While I had always enjoyed beer, I honestly never thought much about what I was drinking. I preferred to drink micro-brewed beer, but was not really conscious of the decisions I made. I just knew that I didn’t care for Coors, Bud or any other watery beer on the market. There was no real passion in my beer selections and I rarely took the time to think about the ingredients going into the beer, much less the business and political implications of my choices. Never had I pondered which beers would best pair with an artisan cheese platter I had assembled for a cocktail party nor had I contemplated a social dinner offering different beer choices with the course I would prepare.

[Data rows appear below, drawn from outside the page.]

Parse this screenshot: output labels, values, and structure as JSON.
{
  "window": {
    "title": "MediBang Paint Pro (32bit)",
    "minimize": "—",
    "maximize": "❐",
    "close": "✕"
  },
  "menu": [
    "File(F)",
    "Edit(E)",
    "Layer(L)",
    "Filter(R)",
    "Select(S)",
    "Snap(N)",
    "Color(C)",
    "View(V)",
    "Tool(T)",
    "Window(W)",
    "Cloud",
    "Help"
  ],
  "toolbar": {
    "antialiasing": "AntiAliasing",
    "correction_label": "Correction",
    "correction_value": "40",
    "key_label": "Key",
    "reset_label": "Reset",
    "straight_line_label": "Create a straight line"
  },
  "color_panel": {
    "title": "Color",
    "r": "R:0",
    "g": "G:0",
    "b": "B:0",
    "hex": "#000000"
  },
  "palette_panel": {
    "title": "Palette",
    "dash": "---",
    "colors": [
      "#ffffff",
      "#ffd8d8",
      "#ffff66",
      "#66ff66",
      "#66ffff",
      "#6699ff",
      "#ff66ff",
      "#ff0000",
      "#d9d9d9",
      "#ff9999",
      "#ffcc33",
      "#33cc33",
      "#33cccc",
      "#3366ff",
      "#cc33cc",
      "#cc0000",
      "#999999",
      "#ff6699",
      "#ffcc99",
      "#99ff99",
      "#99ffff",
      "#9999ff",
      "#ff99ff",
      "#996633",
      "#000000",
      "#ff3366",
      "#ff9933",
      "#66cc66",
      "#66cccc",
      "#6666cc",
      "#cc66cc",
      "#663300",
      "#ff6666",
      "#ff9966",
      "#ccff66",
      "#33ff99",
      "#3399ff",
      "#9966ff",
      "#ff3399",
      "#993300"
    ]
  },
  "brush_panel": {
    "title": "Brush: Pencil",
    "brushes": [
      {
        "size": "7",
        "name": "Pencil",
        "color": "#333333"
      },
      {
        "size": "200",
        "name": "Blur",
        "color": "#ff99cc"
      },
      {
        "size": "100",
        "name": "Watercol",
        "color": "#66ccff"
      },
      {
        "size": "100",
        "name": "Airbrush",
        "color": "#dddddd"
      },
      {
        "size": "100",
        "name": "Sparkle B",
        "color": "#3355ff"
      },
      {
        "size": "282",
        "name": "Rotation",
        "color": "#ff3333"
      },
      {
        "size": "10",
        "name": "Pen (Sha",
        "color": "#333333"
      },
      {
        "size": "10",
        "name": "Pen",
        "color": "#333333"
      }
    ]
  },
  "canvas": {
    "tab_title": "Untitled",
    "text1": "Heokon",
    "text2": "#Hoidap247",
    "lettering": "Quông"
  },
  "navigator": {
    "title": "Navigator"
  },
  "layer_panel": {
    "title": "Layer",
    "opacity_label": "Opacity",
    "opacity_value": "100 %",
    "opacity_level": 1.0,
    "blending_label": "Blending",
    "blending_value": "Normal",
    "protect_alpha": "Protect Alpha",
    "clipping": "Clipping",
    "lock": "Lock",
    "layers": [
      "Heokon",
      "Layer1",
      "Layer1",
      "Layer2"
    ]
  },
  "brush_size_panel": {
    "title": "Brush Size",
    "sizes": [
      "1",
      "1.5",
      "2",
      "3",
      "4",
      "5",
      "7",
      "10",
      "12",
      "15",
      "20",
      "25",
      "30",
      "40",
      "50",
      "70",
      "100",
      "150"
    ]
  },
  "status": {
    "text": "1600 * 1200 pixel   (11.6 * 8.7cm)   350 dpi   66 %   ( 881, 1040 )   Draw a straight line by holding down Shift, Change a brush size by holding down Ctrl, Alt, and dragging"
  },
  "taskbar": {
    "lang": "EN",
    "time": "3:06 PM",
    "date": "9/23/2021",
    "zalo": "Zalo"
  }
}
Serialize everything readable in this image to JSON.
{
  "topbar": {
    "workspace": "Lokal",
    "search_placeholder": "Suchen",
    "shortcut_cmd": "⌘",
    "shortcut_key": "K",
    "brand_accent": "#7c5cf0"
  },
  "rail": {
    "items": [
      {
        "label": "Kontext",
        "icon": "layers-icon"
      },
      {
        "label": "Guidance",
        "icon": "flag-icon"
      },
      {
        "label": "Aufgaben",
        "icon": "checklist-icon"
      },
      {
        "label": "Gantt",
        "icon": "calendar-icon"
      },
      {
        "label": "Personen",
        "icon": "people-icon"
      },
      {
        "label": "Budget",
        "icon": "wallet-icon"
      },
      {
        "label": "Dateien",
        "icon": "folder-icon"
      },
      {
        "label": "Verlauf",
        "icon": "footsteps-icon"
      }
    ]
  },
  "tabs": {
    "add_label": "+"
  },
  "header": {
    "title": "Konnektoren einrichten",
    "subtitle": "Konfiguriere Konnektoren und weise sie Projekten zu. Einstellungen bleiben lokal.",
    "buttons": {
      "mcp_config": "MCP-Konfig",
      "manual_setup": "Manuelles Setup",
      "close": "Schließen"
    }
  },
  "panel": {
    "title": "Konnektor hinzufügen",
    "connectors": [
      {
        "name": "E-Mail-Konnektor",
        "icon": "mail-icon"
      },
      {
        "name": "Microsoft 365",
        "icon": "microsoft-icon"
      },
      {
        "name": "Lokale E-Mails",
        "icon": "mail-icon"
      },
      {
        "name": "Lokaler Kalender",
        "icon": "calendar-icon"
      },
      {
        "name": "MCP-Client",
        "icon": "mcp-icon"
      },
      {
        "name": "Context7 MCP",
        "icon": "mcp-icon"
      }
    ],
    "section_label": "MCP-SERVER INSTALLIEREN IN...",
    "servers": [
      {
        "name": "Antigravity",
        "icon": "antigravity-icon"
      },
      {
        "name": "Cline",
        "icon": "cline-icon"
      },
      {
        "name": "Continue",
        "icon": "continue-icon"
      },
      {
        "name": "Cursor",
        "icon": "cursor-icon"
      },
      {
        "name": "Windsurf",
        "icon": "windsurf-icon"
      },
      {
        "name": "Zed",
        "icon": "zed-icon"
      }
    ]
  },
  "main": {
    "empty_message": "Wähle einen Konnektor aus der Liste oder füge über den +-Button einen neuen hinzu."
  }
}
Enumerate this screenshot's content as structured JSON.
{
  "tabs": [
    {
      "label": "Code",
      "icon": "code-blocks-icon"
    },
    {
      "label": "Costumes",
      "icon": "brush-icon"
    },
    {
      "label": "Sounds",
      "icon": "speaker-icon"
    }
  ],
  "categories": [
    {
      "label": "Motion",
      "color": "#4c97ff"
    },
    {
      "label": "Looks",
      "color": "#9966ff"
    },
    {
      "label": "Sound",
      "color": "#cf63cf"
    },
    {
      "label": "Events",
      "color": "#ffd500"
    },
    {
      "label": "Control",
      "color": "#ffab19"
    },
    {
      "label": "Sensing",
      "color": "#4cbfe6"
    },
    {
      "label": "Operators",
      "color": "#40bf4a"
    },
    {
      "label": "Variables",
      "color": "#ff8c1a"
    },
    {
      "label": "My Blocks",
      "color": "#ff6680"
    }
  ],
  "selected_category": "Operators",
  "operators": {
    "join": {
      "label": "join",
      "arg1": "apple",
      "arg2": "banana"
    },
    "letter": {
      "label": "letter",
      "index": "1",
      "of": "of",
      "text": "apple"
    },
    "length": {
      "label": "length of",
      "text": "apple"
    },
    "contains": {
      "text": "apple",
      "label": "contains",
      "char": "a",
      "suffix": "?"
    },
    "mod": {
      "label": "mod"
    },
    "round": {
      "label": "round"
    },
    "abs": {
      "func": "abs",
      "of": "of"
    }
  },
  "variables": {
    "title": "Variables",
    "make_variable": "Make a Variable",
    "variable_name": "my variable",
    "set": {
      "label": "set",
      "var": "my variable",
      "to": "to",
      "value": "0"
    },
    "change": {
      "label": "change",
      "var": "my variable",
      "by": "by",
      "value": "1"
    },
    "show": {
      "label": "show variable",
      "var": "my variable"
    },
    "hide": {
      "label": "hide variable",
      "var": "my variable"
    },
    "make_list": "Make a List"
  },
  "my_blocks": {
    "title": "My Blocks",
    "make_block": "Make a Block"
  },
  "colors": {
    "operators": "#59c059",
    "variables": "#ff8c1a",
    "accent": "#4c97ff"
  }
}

That is until I moved to San Diego in 2003… I had the pleasure of becoming acquainted with a young man who founded a craft brewing business in San Diego. A neighbor in my building, GK brought his own beer selections to a party at my loft and even brought his own glassware. I was in no way, shape or form offended by his apparent beer snobbery. On the contrary, I was intrigued by his passion. I recognized there was a lot I could learn from this incredible entrepreneur. Many of my new neighbors in Park Loft were also craft beer fans. With Greg as a generous anchor, there was never a social event in the building (and boy did we have a lot of them!) that didn’t include several of the many choices of beer brewed by Stone. There were many group outings to local craft beer mecca’s like O’Brien’s, The Local, Hamilton’s, and The Whistle Stop. This was the beginning of my craft beer education.